Robert Treboux, who operated venerable Upper East Side restaurant Le Veau d'Or for 27 years, has passed at the age of 87. As William Grimes notes in his obit, Treboux was one of the last living restaurateurs with a direct connection to Henri Soule's famed mid-century French restaurant Le Pavillon (Treboux was a waiter there). Treboux opened a string of restaurants in the 50s and 60s, including Le Manoir, Le Clos Normand, and La Rotisserie Française. He purchased Le Veau d'Or in 1985.
Brooks of Sheffield wrote about Le Veau d'Or in a 2009 edition of his Who Goes There? column. On Treboux:

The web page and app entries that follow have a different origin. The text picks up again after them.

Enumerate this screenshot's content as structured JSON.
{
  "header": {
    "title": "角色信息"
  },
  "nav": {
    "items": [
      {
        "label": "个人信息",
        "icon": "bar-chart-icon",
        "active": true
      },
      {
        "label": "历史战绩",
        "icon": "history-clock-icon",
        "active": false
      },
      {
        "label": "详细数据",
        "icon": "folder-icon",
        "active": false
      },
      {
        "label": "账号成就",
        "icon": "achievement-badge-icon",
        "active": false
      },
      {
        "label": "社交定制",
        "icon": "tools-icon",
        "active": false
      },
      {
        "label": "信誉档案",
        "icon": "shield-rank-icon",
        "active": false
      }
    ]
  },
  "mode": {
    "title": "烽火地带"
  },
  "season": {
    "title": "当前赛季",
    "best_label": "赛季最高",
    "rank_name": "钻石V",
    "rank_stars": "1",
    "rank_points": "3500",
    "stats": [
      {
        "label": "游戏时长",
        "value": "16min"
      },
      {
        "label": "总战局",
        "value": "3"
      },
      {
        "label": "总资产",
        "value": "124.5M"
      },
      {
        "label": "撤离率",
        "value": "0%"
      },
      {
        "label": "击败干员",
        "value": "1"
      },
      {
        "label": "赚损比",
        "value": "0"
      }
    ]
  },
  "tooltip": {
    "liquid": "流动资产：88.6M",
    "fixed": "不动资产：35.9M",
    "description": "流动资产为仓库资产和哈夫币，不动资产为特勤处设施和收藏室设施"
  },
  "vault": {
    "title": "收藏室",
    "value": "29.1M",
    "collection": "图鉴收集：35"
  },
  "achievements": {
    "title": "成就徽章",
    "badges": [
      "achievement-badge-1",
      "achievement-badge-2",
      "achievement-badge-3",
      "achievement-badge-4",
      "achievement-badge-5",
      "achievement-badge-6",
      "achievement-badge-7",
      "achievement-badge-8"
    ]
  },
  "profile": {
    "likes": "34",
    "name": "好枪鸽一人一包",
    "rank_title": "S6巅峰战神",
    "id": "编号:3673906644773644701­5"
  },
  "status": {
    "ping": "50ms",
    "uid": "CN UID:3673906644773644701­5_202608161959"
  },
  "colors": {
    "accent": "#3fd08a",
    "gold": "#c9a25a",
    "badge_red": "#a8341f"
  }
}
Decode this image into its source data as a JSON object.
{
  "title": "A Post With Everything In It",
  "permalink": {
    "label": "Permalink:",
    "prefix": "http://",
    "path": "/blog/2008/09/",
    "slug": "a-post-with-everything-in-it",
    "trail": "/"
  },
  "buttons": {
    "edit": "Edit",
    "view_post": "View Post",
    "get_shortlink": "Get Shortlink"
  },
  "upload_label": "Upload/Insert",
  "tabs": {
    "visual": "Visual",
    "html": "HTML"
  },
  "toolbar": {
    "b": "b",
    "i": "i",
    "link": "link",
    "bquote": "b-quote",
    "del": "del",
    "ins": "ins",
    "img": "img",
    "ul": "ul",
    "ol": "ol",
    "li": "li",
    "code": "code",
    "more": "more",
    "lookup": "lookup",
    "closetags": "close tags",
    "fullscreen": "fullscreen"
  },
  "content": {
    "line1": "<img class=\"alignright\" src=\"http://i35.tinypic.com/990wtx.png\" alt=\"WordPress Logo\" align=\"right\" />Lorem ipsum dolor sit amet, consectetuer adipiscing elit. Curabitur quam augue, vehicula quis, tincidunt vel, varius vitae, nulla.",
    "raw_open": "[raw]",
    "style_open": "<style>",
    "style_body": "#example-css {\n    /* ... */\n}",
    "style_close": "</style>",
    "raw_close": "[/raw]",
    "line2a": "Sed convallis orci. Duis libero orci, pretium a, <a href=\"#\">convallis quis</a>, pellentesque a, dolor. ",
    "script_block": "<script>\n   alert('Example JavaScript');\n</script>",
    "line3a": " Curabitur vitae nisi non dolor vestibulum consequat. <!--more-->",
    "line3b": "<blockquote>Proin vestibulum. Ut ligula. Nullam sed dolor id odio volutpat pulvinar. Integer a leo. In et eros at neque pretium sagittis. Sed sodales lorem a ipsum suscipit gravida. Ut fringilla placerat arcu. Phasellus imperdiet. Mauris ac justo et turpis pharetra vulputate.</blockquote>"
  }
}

He never changed a thing about the décor (red banquettes, French street signs) or menu (Coq au Vin, Tripe a la mode De Caen) of the eatery, which opened way back in 1937. Bald-headed, somewhat grouchy and ever dressed in a suit and vest, the 85-year-old Treboux usually hangs out near the front booth, where Orson Welles used to sit. He lives upstairs and owns the small building.Treboux is survived by his wife, daughter, and four grandchildren.
· Robert Treboux, Restaurateur, Dies at 87 [NYT]
· Who Goes There? Le Veau d'Or [~ENY~]